SO, once again it’s Steve Irwin Day — an official day of remembrance for the fervent Aussie conservationist who met an untimely watery death in 2006. Last year’s biggest commemorative gesture was the official naming of a newfound Australian snail species ‘Crikey Steveirwini’.
My own personal gesture this year is to write this tribute as I was fortunate enough to meet and interview Steve a couple of years before he died, and last year finally made the pilgrimage to his Australia Zoo in Queensland where wife Terri and daughter Bindi are still at large around the croc enclosures.
For anyone who’s been living under a rock for the last decade like silver-tailed scorpions, Steve was the Discovery Channel’s greatest discovery, his Crocodile Hunter show becoming the pinnacle of zoological entertainment watched by half a billion viewers in almost 150 countries.
His madcap TV antics will never be forgotten: grappling venom-spitting “super-aggressive” snakes and poking sticks into the nests of “crazy-toxic” spiders, exclaiming terms of endearment like “What a little beauty!”. And of course chasing adult crocs along riverbanks, diving onto them in murky creeks and somehow wrestling them into his little wooden boat. Steve was the bogeyman they warned their baby croclets about.

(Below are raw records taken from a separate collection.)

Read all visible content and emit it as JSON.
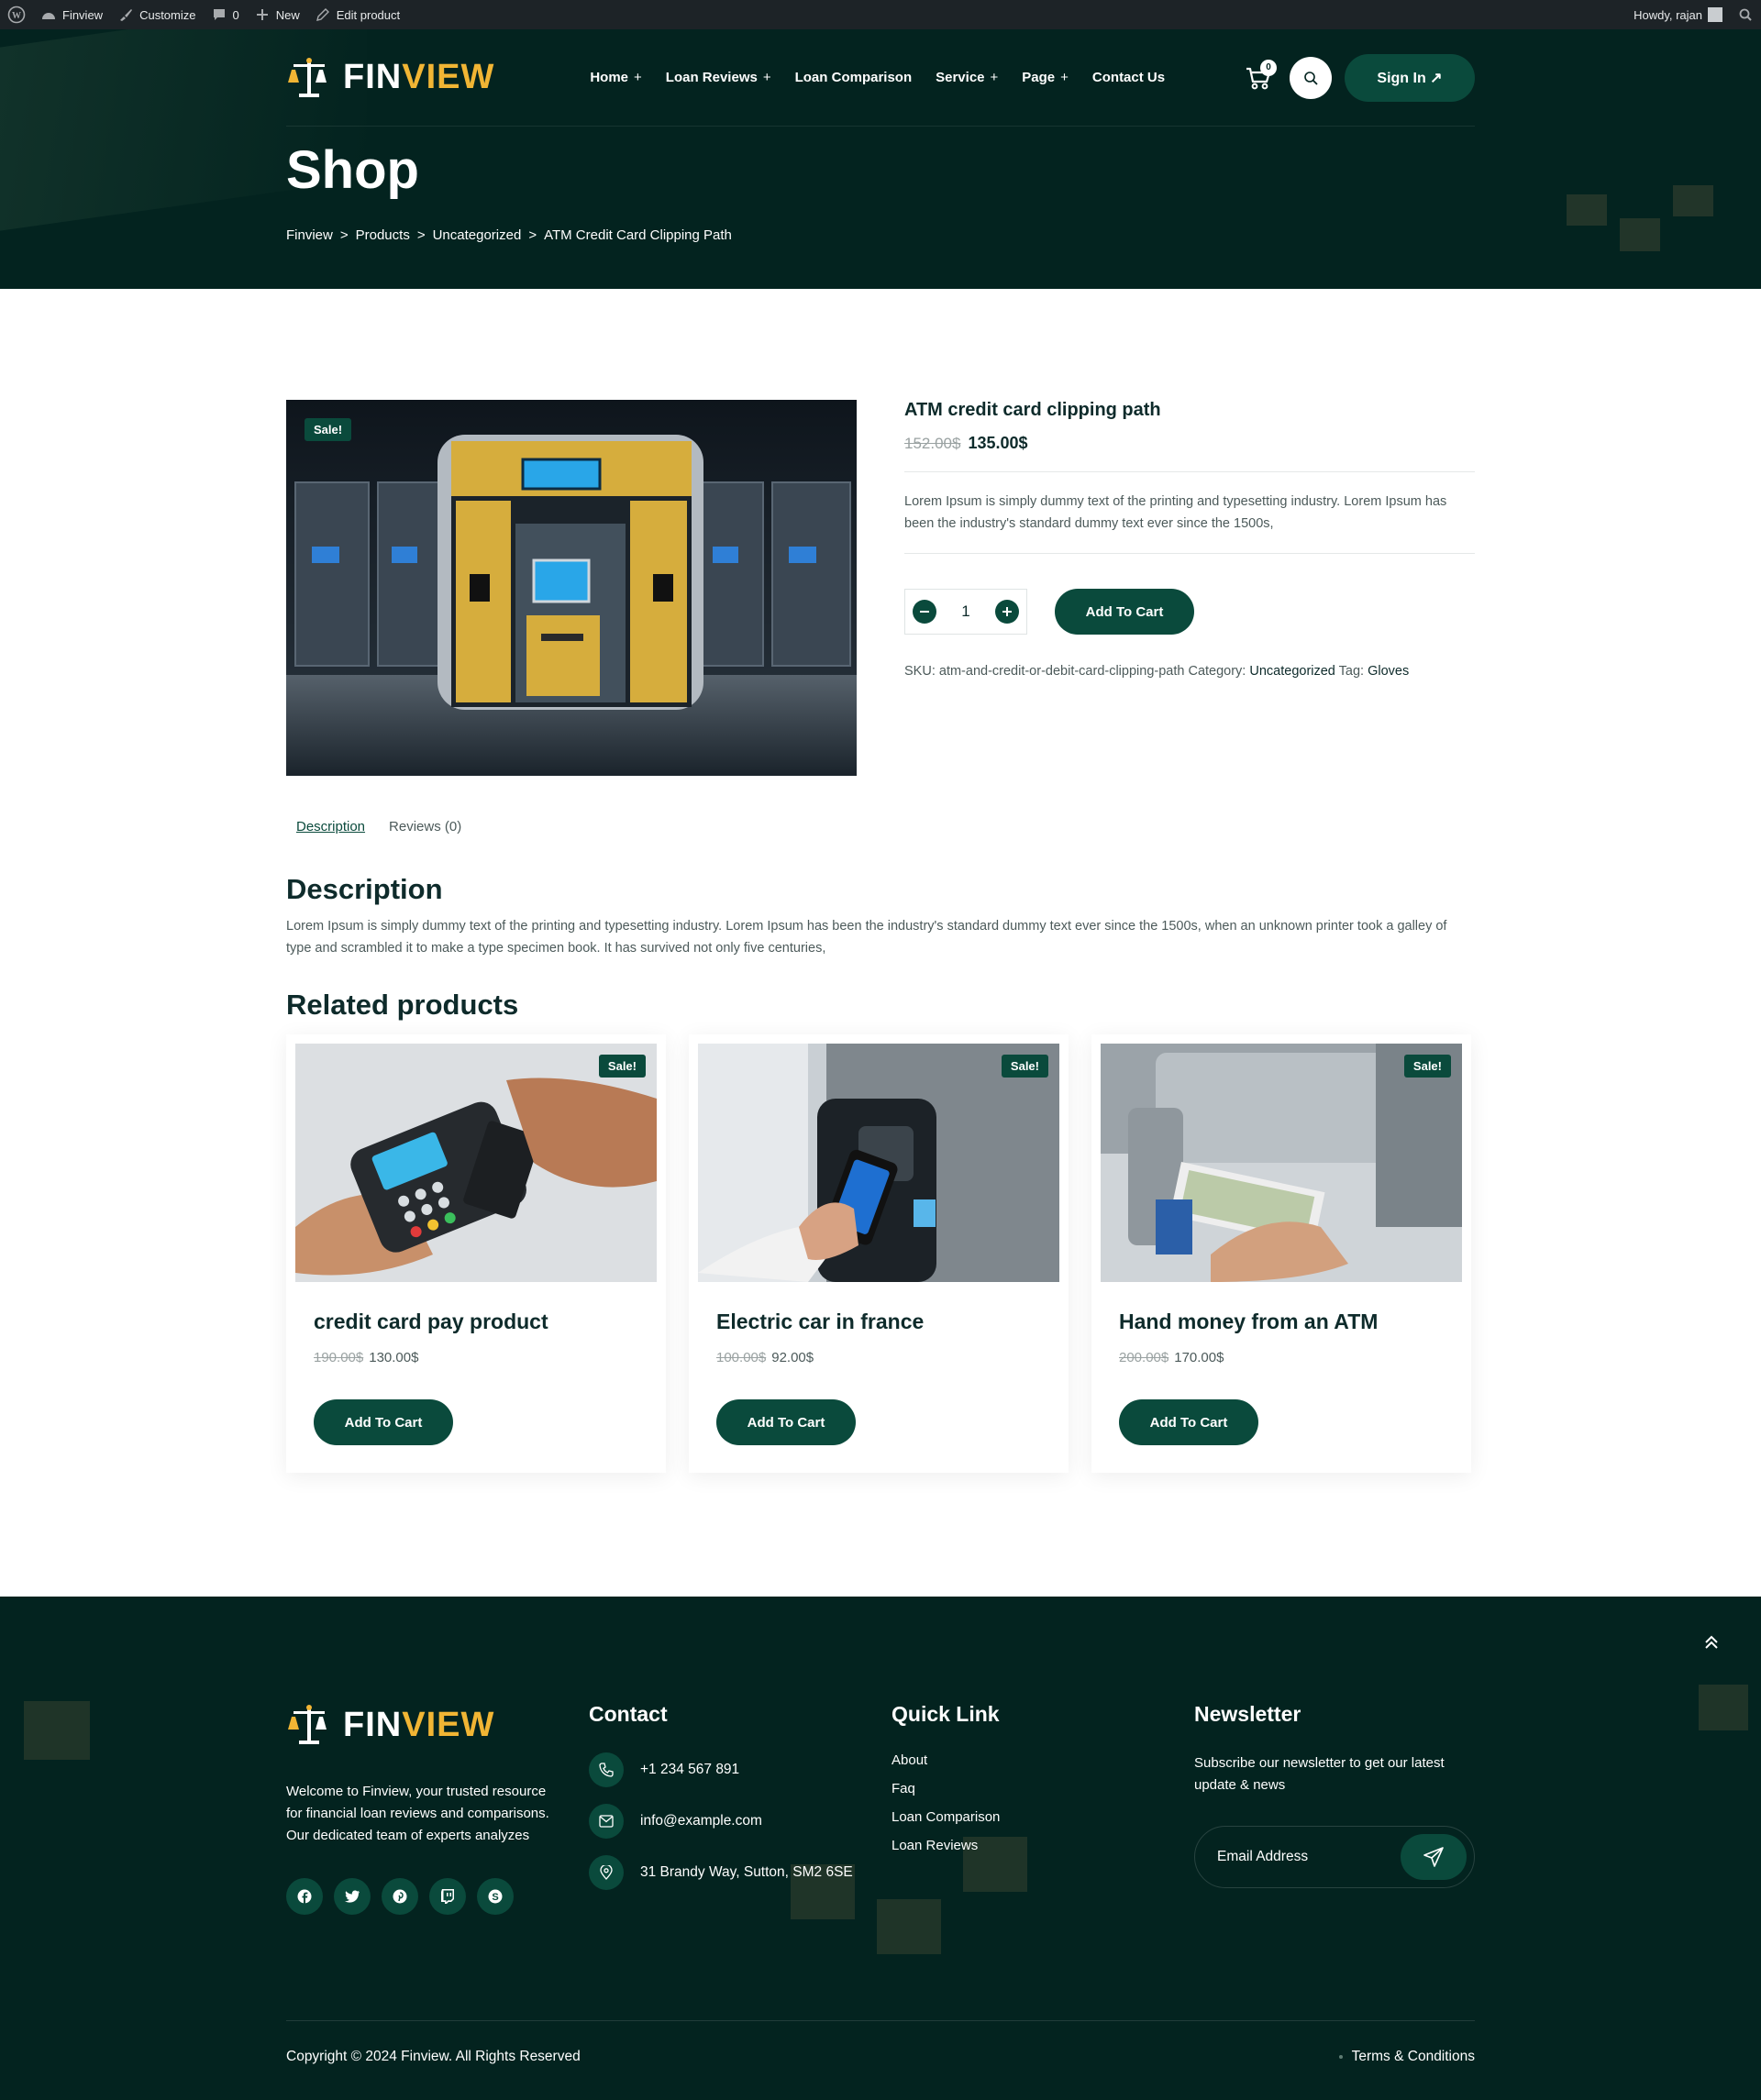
{
  "adminbar": {
    "site": "Finview",
    "customize": "Customize",
    "comments": "0",
    "new": "New",
    "edit": "Edit product",
    "howdy": "Howdy, rajan"
  },
  "header": {
    "logo_part1": "FIN",
    "logo_part2": "VIEW",
    "nav": [
      {
        "label": "Home",
        "plus": "+"
      },
      {
        "label": "Loan Reviews",
        "plus": "+"
      },
      {
        "label": "Loan Comparison",
        "plus": ""
      },
      {
        "label": "Service",
        "plus": "+"
      },
      {
        "label": "Page",
        "plus": "+"
      },
      {
        "label": "Contact Us",
        "plus": ""
      }
    ],
    "cart_count": "0",
    "signin": "Sign In ↗"
  },
  "hero": {
    "title": "Shop",
    "breadcrumb": [
      "Finview",
      ">",
      "Products",
      ">",
      "Uncategorized",
      ">",
      "ATM Credit Card Clipping Path"
    ]
  },
  "product": {
    "sale_badge": "Sale!",
    "title": "ATM credit card clipping path",
    "old_price": "152.00$",
    "new_price": "135.00$",
    "short_desc": "Lorem Ipsum is simply dummy text of the printing and typesetting industry. Lorem Ipsum has been the industry's standard dummy text ever since the 1500s,",
    "qty": "1",
    "add_to_cart": "Add To Cart",
    "sku_label": "SKU:",
    "sku": "atm-and-credit-or-debit-card-clipping-path",
    "category_label": "Category:",
    "category": "Uncategorized",
    "tag_label": "Tag:",
    "tag": "Gloves"
  },
  "tabs": [
    "Description",
    "Reviews (0)"
  ],
  "description": {
    "heading": "Description",
    "text": "Lorem Ipsum is simply dummy text of the printing and typesetting industry. Lorem Ipsum has been the industry's standard dummy text ever since the 1500s, when an unknown printer took a galley of type and scrambled it to make a type specimen book. It has survived not only five centuries,"
  },
  "related": {
    "heading": "Related products",
    "items": [
      {
        "sale": "Sale!",
        "title": "credit card pay product",
        "old": "190.00$",
        "new": "130.00$",
        "button": "Add To Cart"
      },
      {
        "sale": "Sale!",
        "title": "Electric car in france",
        "old": "100.00$",
        "new": "92.00$",
        "button": "Add To Cart"
      },
      {
        "sale": "Sale!",
        "title": "Hand money from an ATM",
        "old": "200.00$",
        "new": "170.00$",
        "button": "Add To Cart"
      }
    ]
  },
  "footer": {
    "logo_part1": "FIN",
    "logo_part2": "VIEW",
    "about": "Welcome to Finview, your trusted resource for financial loan reviews and comparisons. Our dedicated team of experts analyzes",
    "contact_heading": "Contact",
    "phone": "+1 234 567 891",
    "email": "info@example.com",
    "address": "31 Brandy Way, Sutton, SM2 6SE",
    "quick_heading": "Quick Link",
    "quick_links": [
      "About",
      "Faq",
      "Loan Comparison",
      "Loan Reviews"
    ],
    "newsletter_heading": "Newsletter",
    "newsletter_text": "Subscribe our newsletter to get our latest update & news",
    "email_placeholder": "Email Address",
    "copyright": "Copyright © 2024 Finview. All Rights Reserved",
    "terms": "Terms & Conditions"
  },
  "colors": {
    "dark": "#03231f",
    "accent": "#0a4a3c",
    "gold": "#f1b534"
  }
}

Luckily for them the wildlife warrior finally came a cropper at the hands of a stingray, ironically while filming his latest documentary Ocean’s Deadliest at the Great Barrier Reef. There followed stingray pogroms on Queensland’s beaches where the sea creatures were found dead and mutilated at the hands of moronic vengeful fans.
I reported on it all for an Australian mag I was working for at the time, and conducted my interview with Steve at London Zoo. He was exactly how he was in his shows — wide-eyed, over-animated, couldn’t keep still and answered questions as if they were the most pertinent he’d ever heard.
His answers though, delivered so assuredly on fear, reincarnation and handling dangerous animals, chimed with irony in the days following his death. Here’s an abridged selection:
KG: What, if anything, are you scared of?
SI: Fear’s a natural thing that keeps us alive, mate. Animals don’t frighten me. I’m more afraid of people and the dark cloud of terrorism.
KG: What about flying?
SI: Flying certainly makes you aware of your vulnerability, particularly as we film in some fairly remote areas.
KG: And getting eaten by a crocodile?
SI: I was born into wildlife, mate so I can handle ’em easily! I’m not crazy — just so well-rehearsed that I’ve complete confidence in what I’m doing. Look at electricians — electricity can kill you quicker than a croc, no ifs or buts. One flash and you’re ash! A sparky will take plenty of zaps on his way to becoming fully qualified. Pain teaches you quickly. Once bitten, twice shy — I’ve lived my life by that rule.
KG: What was the scariest non-croc moment of your life?
SI: Aw, that’d be my wedding day! I’m standing there in a tuxedo with this tight thing around my neck — I’ll tell you what, I’d rather have a boa constrictor coiled around me. That’s the problem with suits — too much stiff in ’em! Gimme some good khakis any day.
KG: What has the deadliest venom in the world?
SI: The box jellyfish lurks around our northern waters with the most toxic venom known to man. You don’t wanna mess with that little beauty!
KG: If given a reincarnational choice, what would you come back as?
SI: An Australian saltwater croc. No one would dare muck with me…
So, there you have it — Steve Irwin may still be floating around Australian waters to this day, crikey!
Thanks for the interview mate, and keep clear of those narky stingrays…